The Basics of Poker


Poker is a card game played between two or more people. It’s a game of chance, but it also requires skill and concentration. It’s also a social game where players must interact with each other and read their opponents. There are many different variants of poker, but they all involve betting and a showdown where the player with the best five-card hand wins the pot.

Poker can be a very addictive game and is played by people from all walks of life. It can improve a person’s social skills and help them learn to make better decisions under pressure. This skill can be useful in everyday life as well as in other types of games such as sports.

The game of poker also teaches players to manage their risk. It can be easy to lose money in poker, even if you are a good player, but learning to limit your losses and take your time before making big calls is a valuable skill that can be applied to other parts of your life.

A game of poker begins with the dealer dealing each player a set number of cards. Each player then places their chips into the “pot” (representing money) in order to place a bet. The first player to act raises or calls the bet. The rest of the players then follow in turn and must put in the same amount as the player before them to stay in the hand.

Once everyone has called the bets the dealer puts three additional cards on the table that everyone can use.
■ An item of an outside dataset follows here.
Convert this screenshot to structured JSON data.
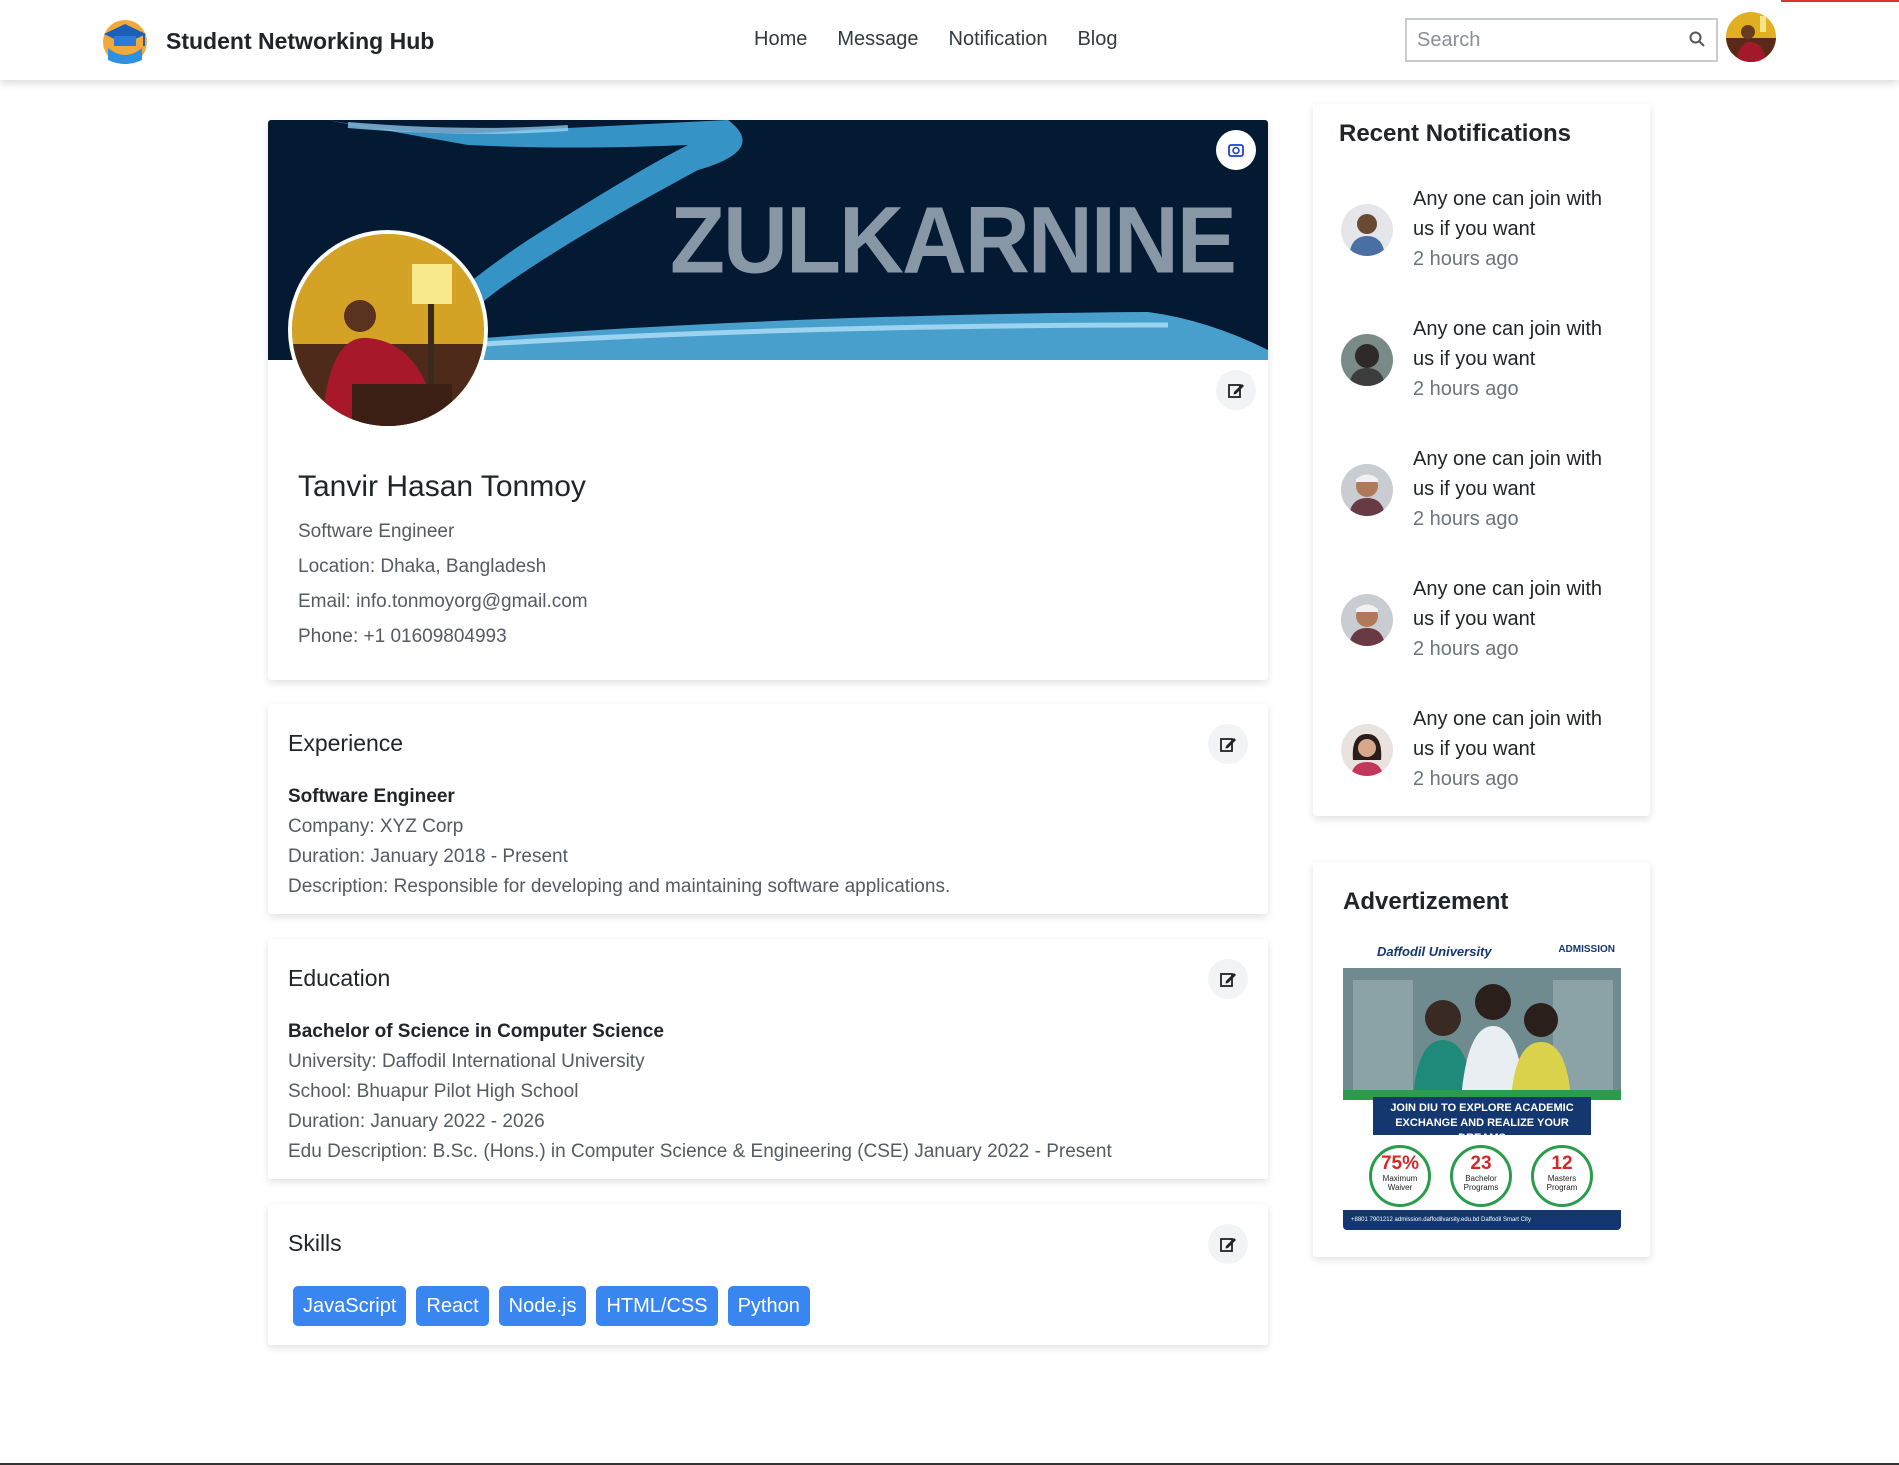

This is called the flop. After the flop is dealt each player must decide whether to raise or call again. If they raise they must also put in the same amount as the player before him. If they call they must match the bet or fold.
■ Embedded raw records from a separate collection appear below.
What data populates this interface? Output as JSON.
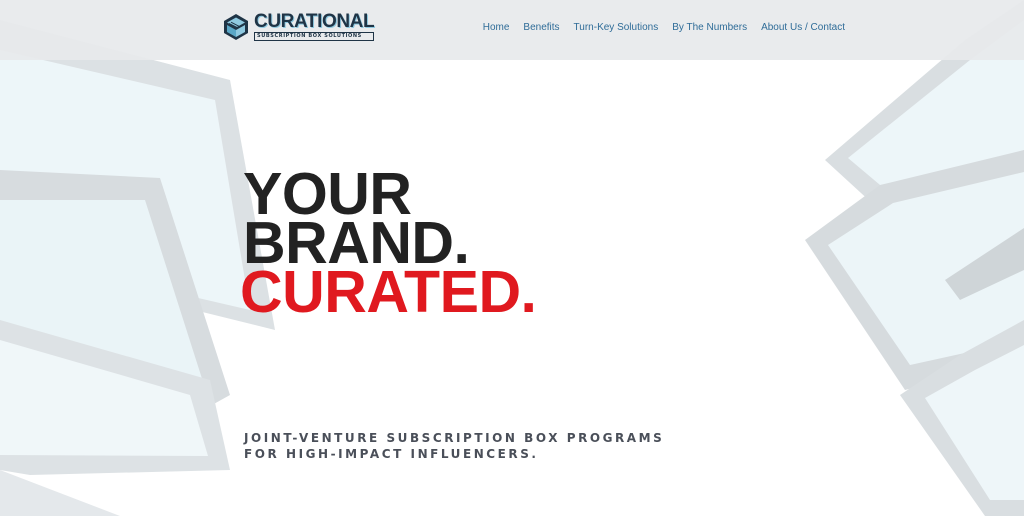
{
  "brand": {
    "logo_name": "CURATIONAL",
    "logo_tagline": "SUBSCRIPTION BOX SOLUTIONS",
    "logo_icon": "stacked-box-icon"
  },
  "nav": {
    "items": [
      {
        "label": "Home"
      },
      {
        "label": "Benefits"
      },
      {
        "label": "Turn-Key Solutions"
      },
      {
        "label": "By The Numbers"
      },
      {
        "label": "About Us / Contact"
      }
    ]
  },
  "hero": {
    "line1": "YOUR",
    "line2": "BRAND.",
    "line3": "CURATED."
  },
  "tagline": {
    "line1": "JOINT-VENTURE SUBSCRIPTION BOX PROGRAMS",
    "line2": "FOR HIGH-IMPACT INFLUENCERS."
  },
  "colors": {
    "header_bg": "#e7eaec",
    "nav_link": "#2f6c98",
    "headline_dark": "#222222",
    "headline_accent": "#e0191f",
    "tagline": "#4a4f59",
    "background_art": "#dfe3e6"
  }
}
When a player has a strong hand they can often win the pot by bluffing. This is a dangerous strategy, but can be very effective if done correctly. The key is to understand that your opponent’s hand is only good or bad in relation to the other players’ hands. For example, you may have a pair of kings, but if another player holds A-A then your kings are losers 82% of the time.

Learning to read your opponent is an essential part of poker and can be a huge advantage. This is achieved by looking for tells such as nervous body language or fidgeting. This will help you figure out what they are holding and how strong their hands are. You can then make better decisions in the hand. This is something that takes a lot of practice, but it can be very worthwhile. Having a short memory is also an important part of poker. You must forget about the bad beats and the coolers and focus on playing your best poker. This is how you will get ahead in the game.